ABOUT THIS EXERCISE:
Search the entries for the word "доставки". Copy every line that holds it.

(Website and app data records)
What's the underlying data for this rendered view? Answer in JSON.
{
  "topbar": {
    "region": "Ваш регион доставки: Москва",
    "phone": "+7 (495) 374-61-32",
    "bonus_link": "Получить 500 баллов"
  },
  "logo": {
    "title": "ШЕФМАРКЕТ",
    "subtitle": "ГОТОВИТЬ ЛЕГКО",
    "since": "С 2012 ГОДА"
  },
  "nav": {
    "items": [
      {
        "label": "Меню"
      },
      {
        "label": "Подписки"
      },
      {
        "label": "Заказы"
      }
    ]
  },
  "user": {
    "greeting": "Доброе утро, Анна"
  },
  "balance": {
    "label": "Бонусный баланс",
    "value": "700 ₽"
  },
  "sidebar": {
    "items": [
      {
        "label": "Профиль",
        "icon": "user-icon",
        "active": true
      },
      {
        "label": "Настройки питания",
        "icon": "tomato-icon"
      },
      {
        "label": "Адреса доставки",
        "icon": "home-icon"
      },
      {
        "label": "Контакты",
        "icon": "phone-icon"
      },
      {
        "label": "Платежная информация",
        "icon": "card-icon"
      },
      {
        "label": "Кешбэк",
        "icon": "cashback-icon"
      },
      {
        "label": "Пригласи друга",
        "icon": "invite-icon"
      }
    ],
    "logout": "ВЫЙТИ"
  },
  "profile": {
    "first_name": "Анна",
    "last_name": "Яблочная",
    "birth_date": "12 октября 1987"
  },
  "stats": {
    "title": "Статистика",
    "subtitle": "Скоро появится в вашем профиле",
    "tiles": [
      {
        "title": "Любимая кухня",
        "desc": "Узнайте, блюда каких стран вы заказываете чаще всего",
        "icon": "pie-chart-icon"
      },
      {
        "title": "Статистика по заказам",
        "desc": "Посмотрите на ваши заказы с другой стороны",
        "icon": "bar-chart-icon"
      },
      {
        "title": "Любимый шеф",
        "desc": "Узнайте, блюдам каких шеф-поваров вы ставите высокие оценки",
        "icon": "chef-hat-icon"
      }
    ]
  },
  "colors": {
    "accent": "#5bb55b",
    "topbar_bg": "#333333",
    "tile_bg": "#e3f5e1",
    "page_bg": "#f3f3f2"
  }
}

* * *

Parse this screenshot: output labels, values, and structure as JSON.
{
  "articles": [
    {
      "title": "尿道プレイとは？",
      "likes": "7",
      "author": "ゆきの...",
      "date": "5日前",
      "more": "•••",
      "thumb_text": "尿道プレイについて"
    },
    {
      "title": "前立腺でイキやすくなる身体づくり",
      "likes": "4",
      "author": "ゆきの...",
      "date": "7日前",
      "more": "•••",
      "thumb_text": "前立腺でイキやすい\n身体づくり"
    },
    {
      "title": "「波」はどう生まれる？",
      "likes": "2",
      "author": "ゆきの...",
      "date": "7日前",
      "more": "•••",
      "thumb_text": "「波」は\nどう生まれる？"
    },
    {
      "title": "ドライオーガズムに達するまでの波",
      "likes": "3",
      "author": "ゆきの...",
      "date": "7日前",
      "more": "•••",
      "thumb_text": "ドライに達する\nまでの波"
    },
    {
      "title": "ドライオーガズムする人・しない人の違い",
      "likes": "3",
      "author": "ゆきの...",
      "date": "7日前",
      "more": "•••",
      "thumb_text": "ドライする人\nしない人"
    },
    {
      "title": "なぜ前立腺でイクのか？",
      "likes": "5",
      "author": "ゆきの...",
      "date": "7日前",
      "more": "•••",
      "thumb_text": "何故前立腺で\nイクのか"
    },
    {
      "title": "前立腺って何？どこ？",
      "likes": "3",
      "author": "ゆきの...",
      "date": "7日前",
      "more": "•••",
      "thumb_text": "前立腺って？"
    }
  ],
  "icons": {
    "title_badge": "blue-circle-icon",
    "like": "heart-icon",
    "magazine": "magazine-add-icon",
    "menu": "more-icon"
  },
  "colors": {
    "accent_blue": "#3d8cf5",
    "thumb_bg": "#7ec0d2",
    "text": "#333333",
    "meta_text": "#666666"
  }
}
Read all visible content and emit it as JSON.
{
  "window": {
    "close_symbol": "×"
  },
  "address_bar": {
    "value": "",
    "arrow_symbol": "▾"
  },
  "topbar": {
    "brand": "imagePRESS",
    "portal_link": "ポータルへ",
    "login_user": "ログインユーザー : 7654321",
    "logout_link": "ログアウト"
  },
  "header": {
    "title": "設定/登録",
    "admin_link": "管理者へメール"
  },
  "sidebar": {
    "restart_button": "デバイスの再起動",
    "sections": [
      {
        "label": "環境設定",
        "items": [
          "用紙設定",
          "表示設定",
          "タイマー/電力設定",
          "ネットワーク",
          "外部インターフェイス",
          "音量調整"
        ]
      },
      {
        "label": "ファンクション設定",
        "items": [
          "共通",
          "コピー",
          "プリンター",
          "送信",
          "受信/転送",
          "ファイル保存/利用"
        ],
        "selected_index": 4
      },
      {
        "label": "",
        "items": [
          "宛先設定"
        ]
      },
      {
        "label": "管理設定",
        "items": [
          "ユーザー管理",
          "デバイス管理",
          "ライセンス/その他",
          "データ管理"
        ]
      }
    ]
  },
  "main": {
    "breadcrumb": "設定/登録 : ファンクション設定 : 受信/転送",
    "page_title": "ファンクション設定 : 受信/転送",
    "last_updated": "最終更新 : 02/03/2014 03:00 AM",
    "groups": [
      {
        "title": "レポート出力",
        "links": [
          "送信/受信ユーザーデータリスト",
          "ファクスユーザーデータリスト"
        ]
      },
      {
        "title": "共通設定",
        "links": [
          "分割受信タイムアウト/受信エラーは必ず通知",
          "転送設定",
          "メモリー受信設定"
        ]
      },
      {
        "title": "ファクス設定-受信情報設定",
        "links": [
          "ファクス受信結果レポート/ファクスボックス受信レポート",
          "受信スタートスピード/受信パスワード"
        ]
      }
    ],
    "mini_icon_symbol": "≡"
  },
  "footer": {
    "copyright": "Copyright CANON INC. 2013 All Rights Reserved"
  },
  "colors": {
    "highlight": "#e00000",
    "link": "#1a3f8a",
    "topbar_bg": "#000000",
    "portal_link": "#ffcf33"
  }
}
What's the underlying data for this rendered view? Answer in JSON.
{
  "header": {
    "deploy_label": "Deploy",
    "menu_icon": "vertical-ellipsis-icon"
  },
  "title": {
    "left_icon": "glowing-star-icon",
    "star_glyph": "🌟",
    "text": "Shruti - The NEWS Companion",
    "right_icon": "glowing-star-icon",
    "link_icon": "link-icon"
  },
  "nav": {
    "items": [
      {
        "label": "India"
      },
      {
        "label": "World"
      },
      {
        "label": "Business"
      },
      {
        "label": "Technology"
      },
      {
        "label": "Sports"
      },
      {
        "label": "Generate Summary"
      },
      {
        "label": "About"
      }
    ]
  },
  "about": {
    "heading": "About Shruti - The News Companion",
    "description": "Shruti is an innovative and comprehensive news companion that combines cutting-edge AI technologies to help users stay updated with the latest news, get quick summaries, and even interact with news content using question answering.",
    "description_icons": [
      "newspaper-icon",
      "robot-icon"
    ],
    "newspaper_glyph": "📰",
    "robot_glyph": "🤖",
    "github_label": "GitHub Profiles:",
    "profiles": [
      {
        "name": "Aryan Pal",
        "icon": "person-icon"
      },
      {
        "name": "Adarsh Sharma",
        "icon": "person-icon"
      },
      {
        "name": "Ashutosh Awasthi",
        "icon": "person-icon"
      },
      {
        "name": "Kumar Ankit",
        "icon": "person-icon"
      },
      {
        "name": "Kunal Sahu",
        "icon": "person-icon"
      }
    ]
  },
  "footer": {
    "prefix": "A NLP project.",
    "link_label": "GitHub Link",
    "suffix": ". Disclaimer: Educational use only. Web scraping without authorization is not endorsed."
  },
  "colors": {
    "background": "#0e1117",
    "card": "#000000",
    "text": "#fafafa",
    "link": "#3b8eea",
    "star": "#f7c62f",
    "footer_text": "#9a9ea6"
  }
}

REPLY:
    "region": "Ваш регион доставки: Москва",
        "label": "Адреса доставки",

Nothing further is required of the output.